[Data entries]
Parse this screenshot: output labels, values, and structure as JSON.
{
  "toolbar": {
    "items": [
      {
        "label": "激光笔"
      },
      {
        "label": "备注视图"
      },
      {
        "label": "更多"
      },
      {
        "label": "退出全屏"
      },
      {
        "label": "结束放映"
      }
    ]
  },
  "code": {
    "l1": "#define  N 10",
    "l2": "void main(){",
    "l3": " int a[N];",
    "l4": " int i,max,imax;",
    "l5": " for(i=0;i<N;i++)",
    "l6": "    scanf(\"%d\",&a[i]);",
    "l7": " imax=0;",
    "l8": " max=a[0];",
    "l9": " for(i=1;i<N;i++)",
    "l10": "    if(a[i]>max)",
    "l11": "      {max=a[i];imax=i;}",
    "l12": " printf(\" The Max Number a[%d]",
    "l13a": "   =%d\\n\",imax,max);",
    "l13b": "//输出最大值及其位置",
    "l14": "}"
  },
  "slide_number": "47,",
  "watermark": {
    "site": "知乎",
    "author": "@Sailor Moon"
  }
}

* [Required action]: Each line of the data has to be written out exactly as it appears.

* [Answer space]:
Parse this screenshot: output labels, values, and structure as JSON.
{
  "toolbar": {
    "items": [
      {
        "label": "激光笔"
      },
      {
        "label": "备注视图"
      },
      {
        "label": "更多"
      },
      {
        "label": "退出全屏"
      },
      {
        "label": "结束放映"
      }
    ]
  },
  "code": {
    "l1": "#define  N 10",
    "l2": "void main(){",
    "l3": " int a[N];",
    "l4": " int i,max,imax;",
    "l5": " for(i=0;i<N;i++)",
    "l6": "    scanf(\"%d\",&a[i]);",
    "l7": " imax=0;",
    "l8": " max=a[0];",
    "l9": " for(i=1;i<N;i++)",
    "l10": "    if(a[i]>max)",
    "l11": "      {max=a[i];imax=i;}",
    "l12": " printf(\" The Max Number a[%d]",
    "l13a": "   =%d\\n\",imax,max);",
    "l13b": "//输出最大值及其位置",
    "l14": "}"
  },
  "slide_number": "47,",
  "watermark": {
    "site": "知乎",
    "author": "@Sailor Moon"
  }
}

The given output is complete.